> **Task brief**:
Go through the data below line by line. Give only the number of lines that contain "rate".

[Entries from a dataset of interfaces]
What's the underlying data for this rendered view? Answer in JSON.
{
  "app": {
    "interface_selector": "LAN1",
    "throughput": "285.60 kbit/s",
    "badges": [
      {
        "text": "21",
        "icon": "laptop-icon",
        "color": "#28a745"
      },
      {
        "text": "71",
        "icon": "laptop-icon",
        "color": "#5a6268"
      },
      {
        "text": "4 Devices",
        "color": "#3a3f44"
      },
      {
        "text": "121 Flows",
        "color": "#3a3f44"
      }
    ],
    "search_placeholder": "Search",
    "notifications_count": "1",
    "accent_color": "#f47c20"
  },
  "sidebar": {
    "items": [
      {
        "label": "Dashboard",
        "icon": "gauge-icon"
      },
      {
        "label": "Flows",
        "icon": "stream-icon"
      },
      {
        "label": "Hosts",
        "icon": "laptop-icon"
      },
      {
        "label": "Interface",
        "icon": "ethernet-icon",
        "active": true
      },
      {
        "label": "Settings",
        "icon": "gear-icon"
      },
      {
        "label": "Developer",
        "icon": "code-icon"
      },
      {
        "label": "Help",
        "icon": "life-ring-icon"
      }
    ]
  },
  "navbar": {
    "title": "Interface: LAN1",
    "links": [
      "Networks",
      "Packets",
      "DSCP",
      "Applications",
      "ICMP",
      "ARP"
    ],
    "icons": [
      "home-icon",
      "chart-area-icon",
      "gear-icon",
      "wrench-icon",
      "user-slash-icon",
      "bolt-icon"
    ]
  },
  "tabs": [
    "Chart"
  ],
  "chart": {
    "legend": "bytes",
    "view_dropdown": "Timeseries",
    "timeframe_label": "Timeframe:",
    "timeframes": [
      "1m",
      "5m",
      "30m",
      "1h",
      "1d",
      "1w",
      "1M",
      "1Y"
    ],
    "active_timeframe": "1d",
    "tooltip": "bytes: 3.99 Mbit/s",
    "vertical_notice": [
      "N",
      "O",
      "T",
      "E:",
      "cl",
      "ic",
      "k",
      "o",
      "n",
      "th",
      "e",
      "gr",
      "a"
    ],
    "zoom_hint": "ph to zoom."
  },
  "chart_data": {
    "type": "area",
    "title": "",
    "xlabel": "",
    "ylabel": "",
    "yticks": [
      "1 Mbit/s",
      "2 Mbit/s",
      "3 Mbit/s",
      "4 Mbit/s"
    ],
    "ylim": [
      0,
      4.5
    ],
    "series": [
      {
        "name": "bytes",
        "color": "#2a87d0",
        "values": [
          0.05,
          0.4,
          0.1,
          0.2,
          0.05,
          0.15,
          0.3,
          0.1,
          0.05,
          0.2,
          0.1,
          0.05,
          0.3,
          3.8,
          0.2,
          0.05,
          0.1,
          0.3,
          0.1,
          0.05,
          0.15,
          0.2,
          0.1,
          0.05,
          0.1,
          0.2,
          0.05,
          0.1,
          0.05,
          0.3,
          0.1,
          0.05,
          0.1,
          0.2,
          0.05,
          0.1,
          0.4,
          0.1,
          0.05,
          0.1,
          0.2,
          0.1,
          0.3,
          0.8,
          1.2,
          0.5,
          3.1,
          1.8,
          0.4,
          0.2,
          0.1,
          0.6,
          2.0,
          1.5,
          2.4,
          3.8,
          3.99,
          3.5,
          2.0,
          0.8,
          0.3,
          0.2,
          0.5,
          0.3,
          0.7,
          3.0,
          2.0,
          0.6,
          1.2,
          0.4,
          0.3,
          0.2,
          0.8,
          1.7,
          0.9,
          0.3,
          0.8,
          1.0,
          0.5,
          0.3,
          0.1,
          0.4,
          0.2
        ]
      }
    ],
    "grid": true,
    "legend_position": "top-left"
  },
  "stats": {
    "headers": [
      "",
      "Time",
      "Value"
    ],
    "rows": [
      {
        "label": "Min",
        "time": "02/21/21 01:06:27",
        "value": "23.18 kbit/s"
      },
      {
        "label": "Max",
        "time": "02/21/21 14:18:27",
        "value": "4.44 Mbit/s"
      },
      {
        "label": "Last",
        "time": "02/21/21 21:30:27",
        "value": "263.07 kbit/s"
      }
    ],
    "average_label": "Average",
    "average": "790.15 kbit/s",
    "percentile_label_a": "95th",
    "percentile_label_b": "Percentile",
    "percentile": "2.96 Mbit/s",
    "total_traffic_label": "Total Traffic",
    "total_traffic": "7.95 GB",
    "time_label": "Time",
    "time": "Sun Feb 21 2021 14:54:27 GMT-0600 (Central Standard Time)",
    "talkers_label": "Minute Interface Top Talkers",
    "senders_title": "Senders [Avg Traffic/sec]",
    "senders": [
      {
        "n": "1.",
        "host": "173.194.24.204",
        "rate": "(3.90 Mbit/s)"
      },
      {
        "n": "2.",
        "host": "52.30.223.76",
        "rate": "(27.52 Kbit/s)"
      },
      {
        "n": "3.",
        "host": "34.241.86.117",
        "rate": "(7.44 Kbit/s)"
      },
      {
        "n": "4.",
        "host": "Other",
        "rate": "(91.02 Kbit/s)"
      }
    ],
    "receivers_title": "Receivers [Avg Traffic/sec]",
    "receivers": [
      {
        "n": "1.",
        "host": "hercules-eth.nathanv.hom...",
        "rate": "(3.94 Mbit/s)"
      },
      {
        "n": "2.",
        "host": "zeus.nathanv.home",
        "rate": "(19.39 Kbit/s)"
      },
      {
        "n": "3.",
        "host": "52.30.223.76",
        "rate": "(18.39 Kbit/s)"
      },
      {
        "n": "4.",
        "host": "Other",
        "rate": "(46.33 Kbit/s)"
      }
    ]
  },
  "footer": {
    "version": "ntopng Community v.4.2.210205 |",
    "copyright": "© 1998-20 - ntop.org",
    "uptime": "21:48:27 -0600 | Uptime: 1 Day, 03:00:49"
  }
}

> **Task solution**:
8